| WORK TASK |
Pick out all lines in the listing holding the string "icon" and copy them.

════════════════════

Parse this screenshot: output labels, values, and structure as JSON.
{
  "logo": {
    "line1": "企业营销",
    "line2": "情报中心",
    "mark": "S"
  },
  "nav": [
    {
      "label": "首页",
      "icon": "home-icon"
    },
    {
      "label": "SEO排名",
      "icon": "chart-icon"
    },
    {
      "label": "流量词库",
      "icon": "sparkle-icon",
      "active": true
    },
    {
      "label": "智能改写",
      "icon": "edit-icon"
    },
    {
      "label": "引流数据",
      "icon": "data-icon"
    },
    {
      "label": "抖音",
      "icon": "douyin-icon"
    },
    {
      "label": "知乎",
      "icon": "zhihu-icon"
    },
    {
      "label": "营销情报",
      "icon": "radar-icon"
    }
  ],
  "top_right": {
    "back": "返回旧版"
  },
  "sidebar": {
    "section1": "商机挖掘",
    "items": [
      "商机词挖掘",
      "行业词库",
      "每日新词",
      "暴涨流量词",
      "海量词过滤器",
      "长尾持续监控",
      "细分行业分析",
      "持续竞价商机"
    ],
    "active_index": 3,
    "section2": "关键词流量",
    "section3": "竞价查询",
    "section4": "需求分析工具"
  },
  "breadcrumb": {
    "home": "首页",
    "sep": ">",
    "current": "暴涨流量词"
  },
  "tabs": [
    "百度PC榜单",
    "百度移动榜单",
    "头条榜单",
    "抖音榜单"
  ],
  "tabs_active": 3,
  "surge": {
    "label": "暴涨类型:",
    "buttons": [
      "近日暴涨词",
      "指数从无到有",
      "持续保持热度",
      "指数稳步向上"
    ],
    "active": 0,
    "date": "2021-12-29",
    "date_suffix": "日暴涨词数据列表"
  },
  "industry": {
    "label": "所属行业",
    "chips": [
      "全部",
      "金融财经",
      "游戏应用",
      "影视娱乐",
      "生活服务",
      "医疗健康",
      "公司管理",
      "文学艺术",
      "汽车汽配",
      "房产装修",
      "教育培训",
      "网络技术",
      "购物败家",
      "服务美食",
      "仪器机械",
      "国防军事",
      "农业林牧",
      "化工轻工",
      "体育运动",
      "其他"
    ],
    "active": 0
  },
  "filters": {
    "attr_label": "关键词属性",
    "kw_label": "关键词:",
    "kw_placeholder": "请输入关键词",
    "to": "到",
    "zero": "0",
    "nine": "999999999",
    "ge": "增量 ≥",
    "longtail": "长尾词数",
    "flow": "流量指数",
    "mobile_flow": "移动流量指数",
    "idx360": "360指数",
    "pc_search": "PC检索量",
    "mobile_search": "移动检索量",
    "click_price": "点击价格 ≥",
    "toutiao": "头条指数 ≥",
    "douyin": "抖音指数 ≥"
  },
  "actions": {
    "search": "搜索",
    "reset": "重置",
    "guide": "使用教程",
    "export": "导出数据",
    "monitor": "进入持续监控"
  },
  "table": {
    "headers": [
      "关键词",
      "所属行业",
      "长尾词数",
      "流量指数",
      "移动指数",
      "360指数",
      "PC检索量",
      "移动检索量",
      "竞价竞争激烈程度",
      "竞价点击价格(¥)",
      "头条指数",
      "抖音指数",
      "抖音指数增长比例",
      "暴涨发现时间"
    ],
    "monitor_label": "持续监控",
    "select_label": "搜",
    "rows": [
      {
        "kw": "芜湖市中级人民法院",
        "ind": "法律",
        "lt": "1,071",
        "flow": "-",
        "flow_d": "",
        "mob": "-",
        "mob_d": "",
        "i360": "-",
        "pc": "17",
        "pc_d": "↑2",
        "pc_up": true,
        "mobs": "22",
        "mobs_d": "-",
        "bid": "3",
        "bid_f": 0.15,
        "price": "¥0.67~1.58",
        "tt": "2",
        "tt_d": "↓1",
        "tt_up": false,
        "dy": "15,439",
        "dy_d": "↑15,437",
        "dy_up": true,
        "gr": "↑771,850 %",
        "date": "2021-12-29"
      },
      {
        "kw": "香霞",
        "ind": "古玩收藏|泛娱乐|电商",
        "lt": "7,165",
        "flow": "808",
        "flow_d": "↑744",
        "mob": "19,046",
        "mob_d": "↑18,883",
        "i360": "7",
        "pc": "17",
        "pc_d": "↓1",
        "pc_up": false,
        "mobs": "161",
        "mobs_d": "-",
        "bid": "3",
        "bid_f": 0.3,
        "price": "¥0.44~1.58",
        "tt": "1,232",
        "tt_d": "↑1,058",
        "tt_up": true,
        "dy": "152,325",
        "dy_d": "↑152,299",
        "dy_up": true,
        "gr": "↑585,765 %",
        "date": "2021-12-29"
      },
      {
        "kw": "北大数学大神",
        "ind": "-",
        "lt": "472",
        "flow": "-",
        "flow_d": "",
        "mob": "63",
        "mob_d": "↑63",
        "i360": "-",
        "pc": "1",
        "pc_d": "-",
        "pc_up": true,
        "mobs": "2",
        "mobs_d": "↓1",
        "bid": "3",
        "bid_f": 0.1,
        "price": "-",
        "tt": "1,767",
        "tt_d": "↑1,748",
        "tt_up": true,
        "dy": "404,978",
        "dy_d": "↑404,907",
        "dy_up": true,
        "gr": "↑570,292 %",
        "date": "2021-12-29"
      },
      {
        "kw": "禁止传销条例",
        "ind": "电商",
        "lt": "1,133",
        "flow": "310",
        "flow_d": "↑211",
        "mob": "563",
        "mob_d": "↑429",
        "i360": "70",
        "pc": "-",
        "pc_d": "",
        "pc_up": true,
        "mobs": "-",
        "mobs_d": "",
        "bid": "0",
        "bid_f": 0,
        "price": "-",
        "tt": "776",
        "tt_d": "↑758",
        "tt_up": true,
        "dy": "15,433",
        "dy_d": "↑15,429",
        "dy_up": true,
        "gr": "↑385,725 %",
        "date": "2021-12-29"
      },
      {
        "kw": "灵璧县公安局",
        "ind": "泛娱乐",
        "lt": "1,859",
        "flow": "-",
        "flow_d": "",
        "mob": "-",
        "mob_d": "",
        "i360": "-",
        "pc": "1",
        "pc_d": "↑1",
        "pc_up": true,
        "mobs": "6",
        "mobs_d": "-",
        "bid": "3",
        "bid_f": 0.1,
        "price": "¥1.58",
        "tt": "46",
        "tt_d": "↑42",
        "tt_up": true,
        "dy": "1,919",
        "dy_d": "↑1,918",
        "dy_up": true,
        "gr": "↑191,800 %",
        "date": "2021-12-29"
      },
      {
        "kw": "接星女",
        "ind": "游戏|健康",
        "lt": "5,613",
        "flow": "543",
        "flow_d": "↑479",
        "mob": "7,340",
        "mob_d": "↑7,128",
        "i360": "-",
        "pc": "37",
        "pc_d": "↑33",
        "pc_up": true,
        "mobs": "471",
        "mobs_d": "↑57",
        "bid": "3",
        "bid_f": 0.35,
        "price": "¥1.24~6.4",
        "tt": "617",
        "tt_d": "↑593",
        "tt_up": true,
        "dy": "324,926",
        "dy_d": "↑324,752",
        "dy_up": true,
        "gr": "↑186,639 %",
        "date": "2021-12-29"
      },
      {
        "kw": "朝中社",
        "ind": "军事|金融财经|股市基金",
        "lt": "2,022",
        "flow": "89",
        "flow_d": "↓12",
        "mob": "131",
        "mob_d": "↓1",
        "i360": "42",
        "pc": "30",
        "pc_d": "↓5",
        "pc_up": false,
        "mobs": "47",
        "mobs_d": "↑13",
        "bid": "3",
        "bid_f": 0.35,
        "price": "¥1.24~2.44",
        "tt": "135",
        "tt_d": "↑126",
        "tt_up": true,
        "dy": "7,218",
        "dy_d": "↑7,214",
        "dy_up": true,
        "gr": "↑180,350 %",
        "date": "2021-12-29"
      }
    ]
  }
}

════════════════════

| THE COMPLETED TASK |
      "icon": "home-icon"
      "icon": "chart-icon"
      "icon": "sparkle-icon",
      "icon": "edit-icon"
      "icon": "data-icon"
      "icon": "douyin-icon"
      "icon": "zhihu-icon"
      "icon": "radar-icon"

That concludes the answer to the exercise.